Medications and driving

Many of us take prescription and over the counter medications and continue to drive safely. However, some medications can impair our driving.

In fact, around 1 in 4 prescription medications are known to have impairing impacts. It’s important to talk to your doctor or pharmacist about all the medications or drugs you are taking.

Types of impairing medications

Medicines most likely to impair our driving are those that:

  • Help us sleep
  • Relieve pain (with codeine or other opiates, like Nurofen Plus, vicodin, oxycodone, or morphine)
  • Reduce high blood pressure
  • Alleviate allergies, colds or motion sickness (including over-the-counter medicine containing antihistamines)
  • Reduce depression or anxiety
  • Act as stimulants
  • Reduce muscle spasms
  • Prevent seizures
  • Alter our vision.

Symptoms to look out for

There are several symptoms that may be caused by your medication(s).  You should watch out for any of the following impairing effects that your medication may be having, such as:

  • Sleepiness
  • Blurred vision
  • Headache
  • Feeling weak
  • Slowed reactions
  • Dizziness
  • Nausea, feeling sick
  • Unable to focus or pay attention
  • Being easily confused
  • Slurred speech
  • Feeling manic and overconfident (although you may not notice this yourself)

These effects can be more severe or unpredictable when starting a new medicine or changing the way you take a familiar one. For example, a higher dose of blood pressure medicine can cause dizziness or fainting, so you may need to take extra care in the first few weeks. Also be extra wary if you took medicine at the wrong time, forgot to take it or took it more often than prescribed.

Having an open conversation with your doctor

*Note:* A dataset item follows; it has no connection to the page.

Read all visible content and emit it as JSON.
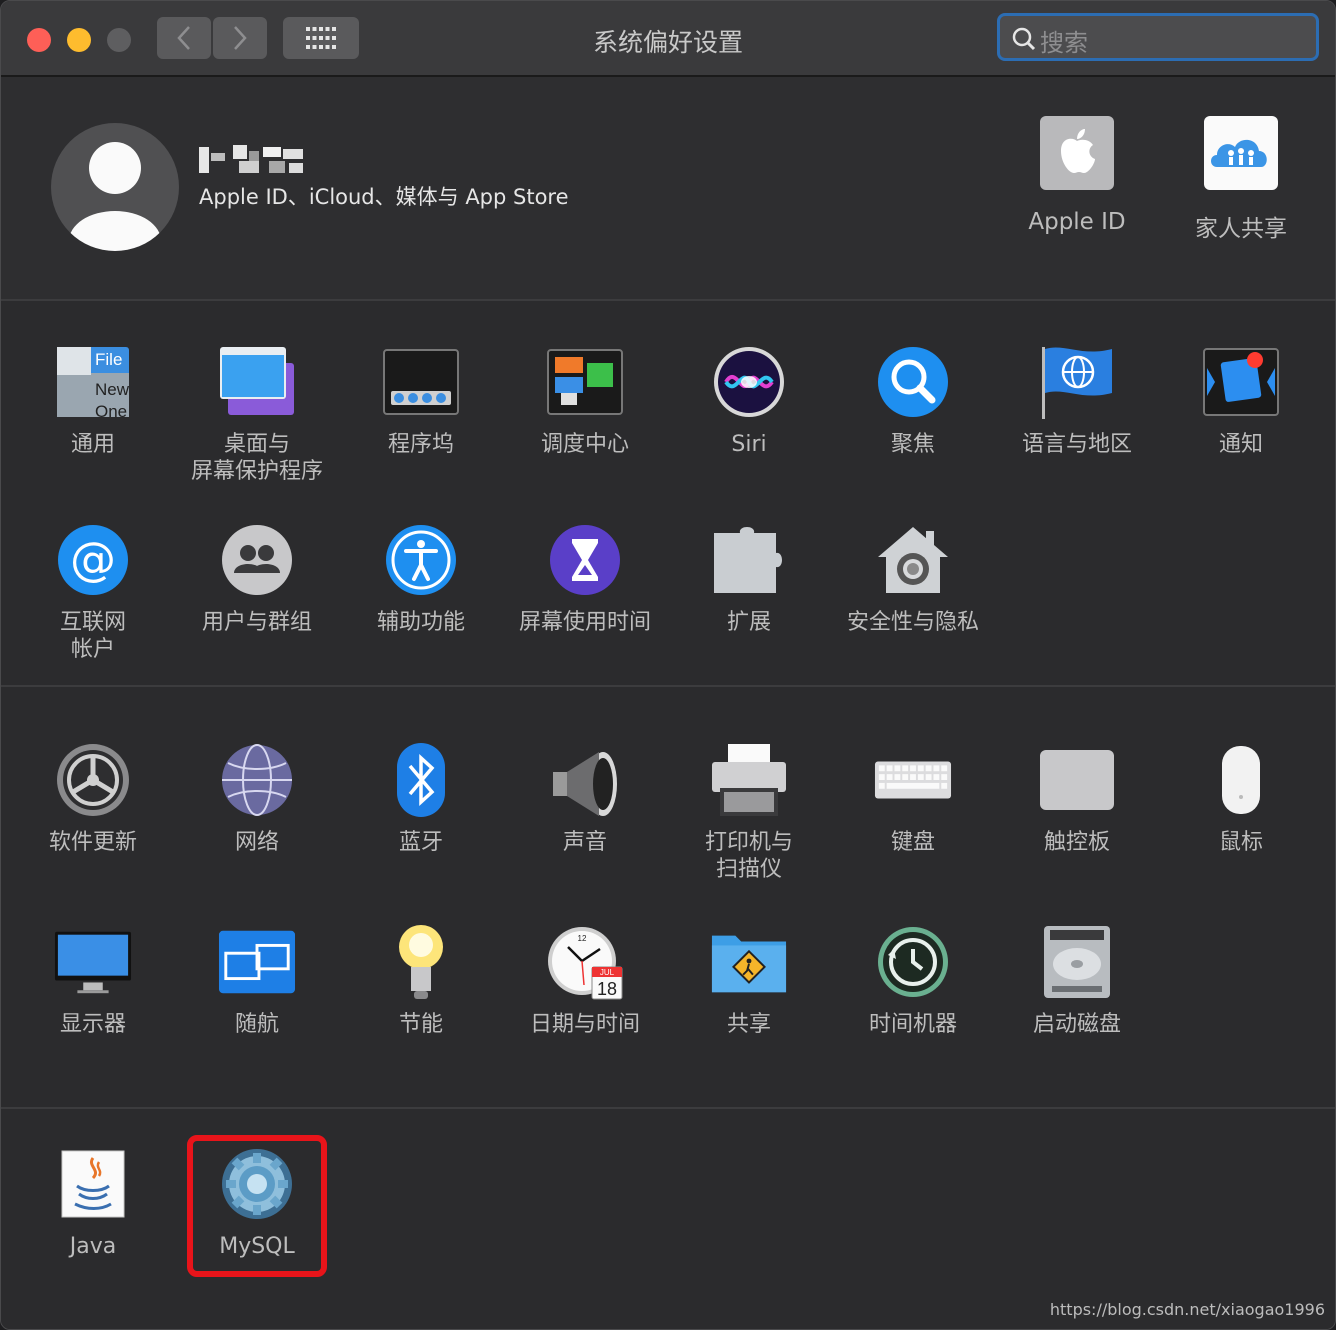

It’s important to talk honestly with your doctor about your medication so they can help you stay safe on the road. Your doctor should be able to provide you with detailed and confidential advice on whether your current medications are likely to be impairing your ability to drive safely. 

Medication & Driving checklist to complete with doctor

Tips to stay safe

Don’t suddenly stop or change the way you take your medications without seeking professional advice. Your doctor has prescribed this medicine and dosage to manage your medical condition and changes may create serious health problems.

If you are feeling impaired it’s best to temporarily stop driving until you can get advice from a doctor or pharmacist. Your doctor or pharmacist may be able to change your medication or dose so you are able to drive again.

  1. Always take your medication according to the instructions
  2. Don’t stop taking the medication because you want to be okay to drive
  3. Keep a close eye on how you’re feeling after you first start taking a new medication and talk to your doctor or pharmacist if you are concerned
  4. Check whether you can drink any alcohol when taking your medication
  5. Don’t keep driving if you feel impaired. Stop the car and call someone to pick you up – or take a bus or taxi.

 driving and medication